The Caterpillar Project started in September 2017 and continued running every Friday for 10 weeks at collaborating pre-schools in Kampung Lindungan and Kampung Gandhi, Petaling Jaya. The classes are led by Taylor’s University’s School of Education students and supported by students from the Centre for Languages, of which many are international students.
“At Taylor’s University, we believe in empowering young people to dream beyond their horizon. Most underprivileged children are robbed of the opportunity to dream because they are unaware of what they can achieve. Through the Caterpillar Project, Taylor’s University students will provide these children a global perspective via their weekly interaction during the lessons. We hope that this platform will open the eyes of the less fortunate to the world beyond their four walls, so that they can eventually start school with a successful end in mind,” explains Dr Logendra.

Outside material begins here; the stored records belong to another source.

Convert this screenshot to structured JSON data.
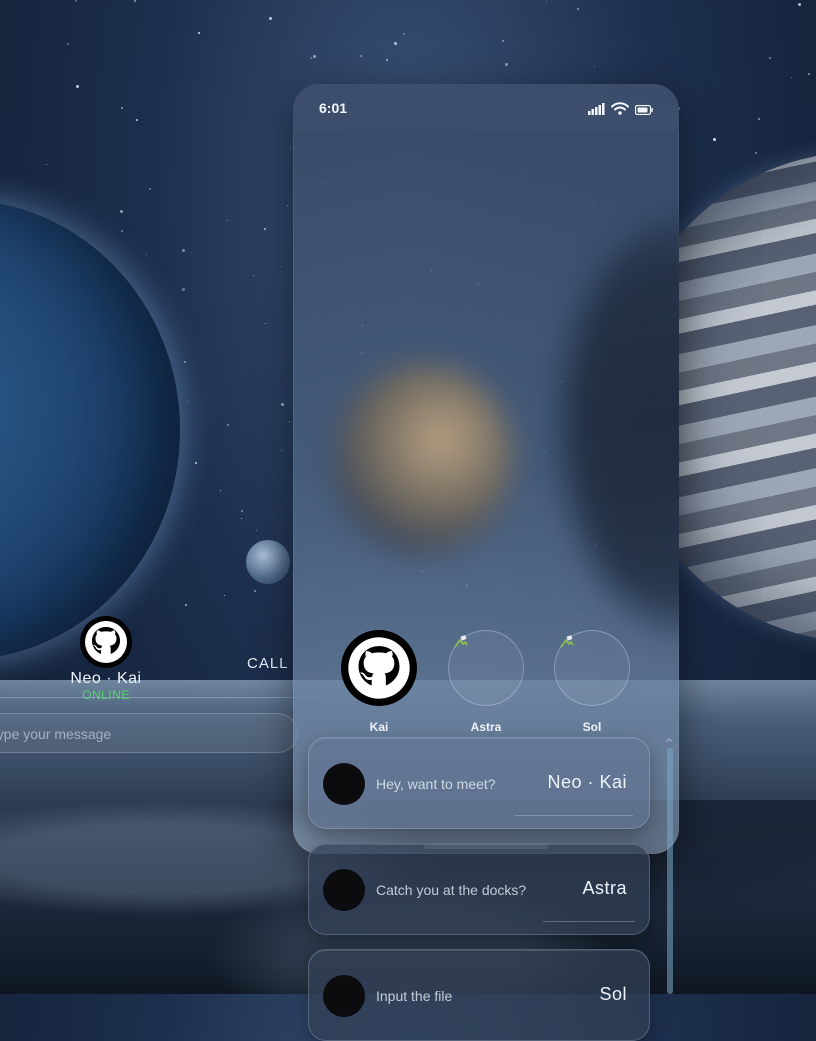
{
  "status_bar": {
    "time": "6:01"
  },
  "background_chat": {
    "contact_name": "Neo · Kai",
    "contact_status": "ONLINE",
    "call_label": "CALL",
    "message_placeholder": "Type your message"
  },
  "contacts": [
    {
      "name": "Kai",
      "avatar": "github-icon"
    },
    {
      "name": "Astra",
      "avatar": "broken-image-icon"
    },
    {
      "name": "Sol",
      "avatar": "broken-image-icon"
    }
  ],
  "chats": [
    {
      "message": "Hey, want to meet?",
      "name": "Neo · Kai"
    },
    {
      "message": "Catch you at the docks?",
      "name": "Astra"
    },
    {
      "message": "Input the file",
      "name": "Sol"
    }
  ],
  "colors": {
    "online": "#4cd964",
    "accent": "#9fd0e0"
  }
}
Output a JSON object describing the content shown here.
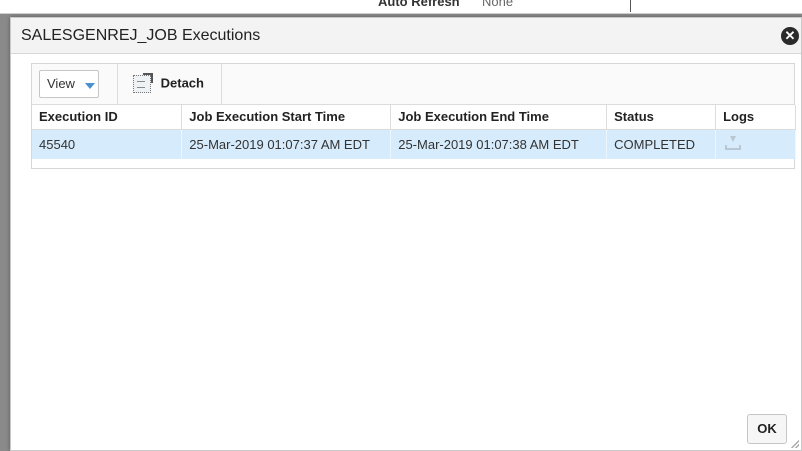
{
  "background": {
    "auto_refresh_label": "Auto Refresh",
    "auto_refresh_value": "None"
  },
  "dialog": {
    "title": "SALESGENREJ_JOB Executions",
    "close_icon": "close-icon",
    "ok_label": "OK"
  },
  "toolbar": {
    "view_label": "View",
    "detach_label": "Detach"
  },
  "table": {
    "columns": [
      "Execution ID",
      "Job Execution Start Time",
      "Job Execution End Time",
      "Status",
      "Logs"
    ],
    "rows": [
      {
        "execution_id": "45540",
        "start_time": "25-Mar-2019 01:07:37 AM EDT",
        "end_time": "25-Mar-2019 01:07:38 AM EDT",
        "status": "COMPLETED",
        "logs_icon": "download-icon"
      }
    ]
  },
  "colors": {
    "selected_row": "#d6ebfb",
    "accent": "#4a90d0"
  }
}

Aspiring young students from Taylor’s University School of Education apply multi-sensory teaching methods to engage and increase interaction with their students
The ‘young teachers’, who are equipped to teach at international schools during their education degree programme at Taylor’s University, utilised multi-sensory teaching to engage their students in the lessons. Some of the most effective teaching methods were the ones centred on theatre, play and music because students actively participated in educational activities while having fun.
“Besides benefitting the pre-school children in our community, the Caterpillar Project also aims to provide our own students with teaching exposure in a different environment. Many of our students find the Caterpillar Project much more meaningful than their usual teaching experiences when they reap the results at the end of the project. They are particularly inspired with the fact that they can help illiterate young ones acquire the basic skills needed in school,” said Dr Logendra.
One of these students was Taylor’s School of Education’s Chloe Chai, who gained a unique teaching experience from the project, “We actively engage with the students through fun, interactive lessons. The teaching method implemented – singing and dancing – helped them to bond with us quickly as they were more willing to speak up after the activities. The enjoyable lessons also successfully brought out their spirit of excitement and determination to learn,” she said.
“This project taught me that being a teacher is about being passionate. It made me understand that teaching comes from the heart, not from a book. Working with the students and school has been a pleasurable and fantastic experience. I am thankful for being a part of the School of Education at Taylor’s University and hope for more collaboration with other schools in the future,” she concluded.
Taylor’s University empowers young people to dream beyond their horizon through the Caterpillar Project which enables pre-schoolers to start school with a successful end in mind
Sharing about future plans for the project, Dr Logendra said, “The Caterpillar Project is a pilot project designed to serve our community in the long-run. Our aim is to help more pre-schoolers prepare for their primary school education before they leave kindergarten. We are open for new collaboration with private kindergartens or pre-schools in the area of Subang Jaya or Petaling Jaya who need assistance with developing their students’ literacy and counting skills.”
If you or your institution is interested to be a part of the Taylor’s Caterpillar Project, you may contact Dr Logendra at LogendraStanley.Ponniah@taylors.edu.my for further information on collaboration.
The project also recently celebrated its first batch of 17 graduates at the Taylor’s University, Lakeside Campus.